Every organization has their own communication heartbeat. It’s part of the employee experience and dictates how they’ll receive information from the company, as well as how they’ll give information back to the company. This rhythm doesn’t happen on its own. Leaders have to be proactive with sustaining their heartbeat, they need to be thoughtful about what’s said and when for their employees.
The term communication heartbeat was coined by Patty McCord, the former Head of People at Netflix:
“How do you know when people are well enough informed? Here’s my measure. If you stop any employee, at any level of the company, in the break room or the elevator and ask what are the five most important things the company is working on for the next six months, that person should be able to tell you, rapid fire, one, two, three, four, five, ideally using the same words you’ve used in your communications to the staff and, if they’re really good, in the same order. If not, the heartbeat isn’t strong enough yet.”
Your communication cadence will operate on different rhythms. Each rhythm will define what type of employee touchpoint is going to happen, when it will happen, how frequently it’s needed, and what information will be included. For example, employees might have a tactical 1:1 three times a month with their manager plus a once monthly personal catch up to discuss their career path.
Your job as a frontline manager is to be the keeper of the heartbeat for all your employees. Instead of being a reactivity machine that only responds to requests as they come up, be proactive. Make sure that your team is on the same page, has a shared purpose, and knows what’s going on in the company as a whole. The very best managers are disciplined and precise about their heartbeat.
Here’s an example of a good communication heartbeat cadence:
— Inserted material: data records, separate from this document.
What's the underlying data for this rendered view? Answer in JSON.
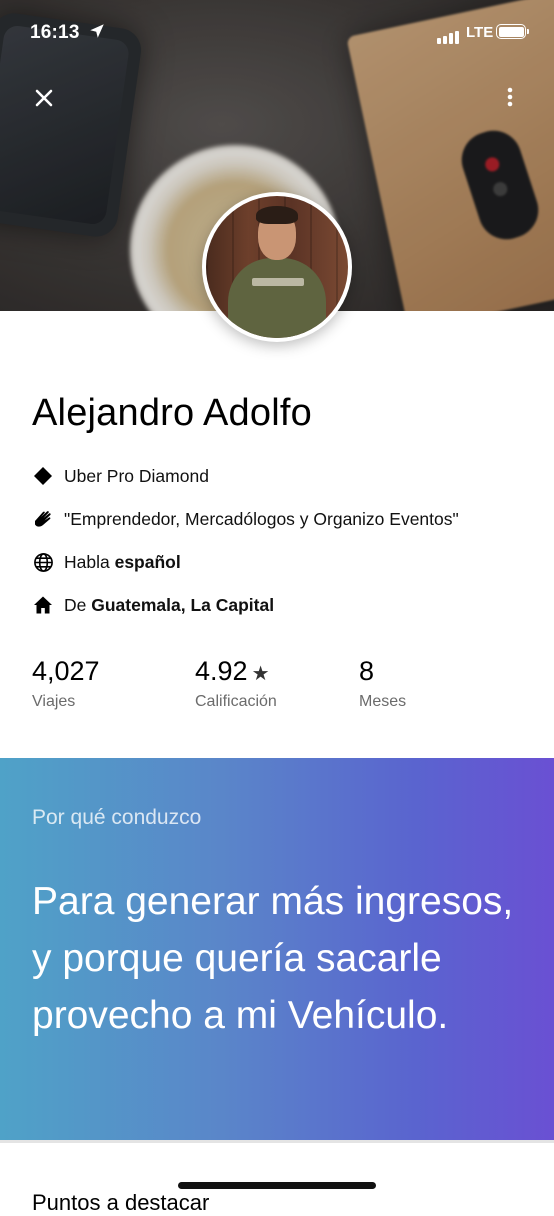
{
  "status_bar": {
    "time": "16:13",
    "network": "LTE",
    "signal_bars": 4,
    "battery_level": 0.9
  },
  "header": {
    "close_icon": "close-icon",
    "more_icon": "more-vertical-icon"
  },
  "profile": {
    "name": "Alejandro Adolfo",
    "tier": "Uber Pro Diamond",
    "tagline": "\"Emprendedor, Mercadólogos y Organizo Eventos\"",
    "language_prefix": "Habla ",
    "language": "español",
    "hometown_prefix": "De ",
    "hometown": "Guatemala, La Capital"
  },
  "stats": [
    {
      "value": "4,027",
      "label": "Viajes"
    },
    {
      "value": "4.92",
      "label": "Calificación",
      "icon": "star-icon"
    },
    {
      "value": "8",
      "label": "Meses"
    }
  ],
  "why_section": {
    "title": "Por qué conduzco",
    "quote": "Para generar más ingresos, y porque quería sacarle provecho a mi Vehículo."
  },
  "next_section": {
    "heading": "Puntos a destacar"
  },
  "colors": {
    "gradient_start": "#4fa2c8",
    "gradient_end": "#6a50d3",
    "secondary_text": "#6b6b6b"
  }
}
There has never been an employee that complains about too much communication from their company. If you feel like you’re communicating too much, you’re actually communicating just enough. Every time you share information, 80% of it is lost so you need to share over and over again to get your point across. This is especially true in remote or hybrid office environments.
Each role and team has their own cadence. Some people, like new hires, will have more frequent check-ins. During their first 3 months as a new hire to the team, they should have an even more frequent communication cadence.
The communication heartbeat for the entire organization should look something like this:
For the sales department you might use a communication cadence like this:
At the team level your cadence can include:
Finally, for each individual rep, your communication heartbeat should include:
When these communication heartbeat cadences happen on schedule, employees will always know what’s going on. They’ll know when it's appropriate to talk about certain things, like their career progression, instead of wondering when to bring up certain topics. Knowing the schedule in advance eases the burden of deciding when to speak up.
It’s easy to build out your company heartbeat but much harder to maintain it. Without a keeper of the heartbeat, communication will fall apart after a few months. You’ll have a lot more situations where leaders say “we’re going to do all these great things” but nothing actually happens.
Ideally, the people department will be the keeper of the heartbeat. Most of the time though it's the head of each department who beats the drum. The keeper must constantly reiterate just how important communication is to the success of the organization. They control information flowing down, up, and across in a systematic way. If someone new joins the team, the keeper needs to add them to the right heartbeat.
You might be wondering if your company’s communication heartbeat is in need of some first aid. Here are a few signs that you’re not communicating enough:
Communication is a central part of running a successful sales team. To learn more about how to make your conversations even more impactful, check out our post on how to communicate with evidence.